▸ **WORK REQUEST**
Check every line of the data for the word "stacked", and copy those that have it.
PROVIDED DATA Start Marker
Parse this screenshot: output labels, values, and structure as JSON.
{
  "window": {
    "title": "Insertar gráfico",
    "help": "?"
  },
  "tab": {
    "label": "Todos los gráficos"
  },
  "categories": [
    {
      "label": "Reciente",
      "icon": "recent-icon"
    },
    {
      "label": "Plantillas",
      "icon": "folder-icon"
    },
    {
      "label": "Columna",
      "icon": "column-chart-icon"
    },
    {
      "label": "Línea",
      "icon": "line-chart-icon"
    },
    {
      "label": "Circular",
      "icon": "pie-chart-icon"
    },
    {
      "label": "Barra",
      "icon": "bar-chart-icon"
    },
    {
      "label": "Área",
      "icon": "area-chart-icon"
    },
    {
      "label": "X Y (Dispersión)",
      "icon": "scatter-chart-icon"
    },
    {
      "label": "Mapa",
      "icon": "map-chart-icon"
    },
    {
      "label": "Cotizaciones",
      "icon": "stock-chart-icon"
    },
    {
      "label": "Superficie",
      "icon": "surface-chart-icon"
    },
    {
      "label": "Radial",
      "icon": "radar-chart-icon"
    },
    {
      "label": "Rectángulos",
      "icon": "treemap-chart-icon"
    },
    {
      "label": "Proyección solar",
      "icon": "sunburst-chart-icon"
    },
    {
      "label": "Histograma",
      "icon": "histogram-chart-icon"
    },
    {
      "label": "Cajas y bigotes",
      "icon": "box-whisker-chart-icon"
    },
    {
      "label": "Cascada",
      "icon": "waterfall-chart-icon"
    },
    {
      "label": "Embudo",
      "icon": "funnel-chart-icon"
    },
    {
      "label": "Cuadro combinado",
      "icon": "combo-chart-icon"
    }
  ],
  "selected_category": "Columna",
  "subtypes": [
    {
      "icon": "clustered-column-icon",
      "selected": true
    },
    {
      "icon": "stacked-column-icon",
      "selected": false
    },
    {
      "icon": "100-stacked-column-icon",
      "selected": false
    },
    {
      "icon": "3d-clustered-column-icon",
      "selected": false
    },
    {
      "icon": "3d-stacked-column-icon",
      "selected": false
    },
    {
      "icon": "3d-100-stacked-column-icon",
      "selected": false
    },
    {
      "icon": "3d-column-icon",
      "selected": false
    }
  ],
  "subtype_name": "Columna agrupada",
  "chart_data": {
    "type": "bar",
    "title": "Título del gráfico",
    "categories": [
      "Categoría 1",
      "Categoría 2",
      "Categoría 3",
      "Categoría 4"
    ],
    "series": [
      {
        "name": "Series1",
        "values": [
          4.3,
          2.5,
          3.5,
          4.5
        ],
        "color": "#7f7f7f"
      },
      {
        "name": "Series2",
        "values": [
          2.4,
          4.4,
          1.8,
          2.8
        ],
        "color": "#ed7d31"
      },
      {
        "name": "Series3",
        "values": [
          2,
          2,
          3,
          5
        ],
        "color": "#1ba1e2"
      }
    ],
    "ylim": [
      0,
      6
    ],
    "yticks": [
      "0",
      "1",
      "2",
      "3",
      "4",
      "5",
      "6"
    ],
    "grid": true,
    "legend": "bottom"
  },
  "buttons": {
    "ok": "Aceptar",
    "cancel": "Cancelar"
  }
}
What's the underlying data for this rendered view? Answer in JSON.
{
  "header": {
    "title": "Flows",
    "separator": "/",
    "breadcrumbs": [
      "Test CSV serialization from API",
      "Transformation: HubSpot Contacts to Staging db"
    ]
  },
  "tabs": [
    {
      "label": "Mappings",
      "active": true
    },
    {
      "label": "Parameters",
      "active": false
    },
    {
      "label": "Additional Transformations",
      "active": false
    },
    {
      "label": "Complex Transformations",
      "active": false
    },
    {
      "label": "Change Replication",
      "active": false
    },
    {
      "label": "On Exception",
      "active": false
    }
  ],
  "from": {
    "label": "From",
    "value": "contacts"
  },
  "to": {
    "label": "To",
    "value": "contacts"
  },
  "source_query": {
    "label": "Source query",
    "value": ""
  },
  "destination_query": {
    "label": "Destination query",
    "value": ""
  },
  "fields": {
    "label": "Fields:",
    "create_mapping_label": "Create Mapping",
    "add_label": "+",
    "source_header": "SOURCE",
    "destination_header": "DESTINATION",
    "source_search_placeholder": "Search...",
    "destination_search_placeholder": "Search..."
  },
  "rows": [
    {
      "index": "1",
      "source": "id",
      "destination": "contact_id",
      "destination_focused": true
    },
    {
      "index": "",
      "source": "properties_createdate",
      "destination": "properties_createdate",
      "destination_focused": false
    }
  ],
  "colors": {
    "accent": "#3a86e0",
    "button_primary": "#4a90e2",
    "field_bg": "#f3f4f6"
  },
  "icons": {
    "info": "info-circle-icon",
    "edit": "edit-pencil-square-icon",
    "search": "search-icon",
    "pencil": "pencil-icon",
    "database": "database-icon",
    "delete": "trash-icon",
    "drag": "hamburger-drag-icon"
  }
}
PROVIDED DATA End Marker
▸ **FINISHED TASK**
      "icon": "stacked-column-icon",
      "icon": "100-stacked-column-icon",
      "icon": "3d-stacked-column-icon",
      "icon": "3d-100-stacked-column-icon",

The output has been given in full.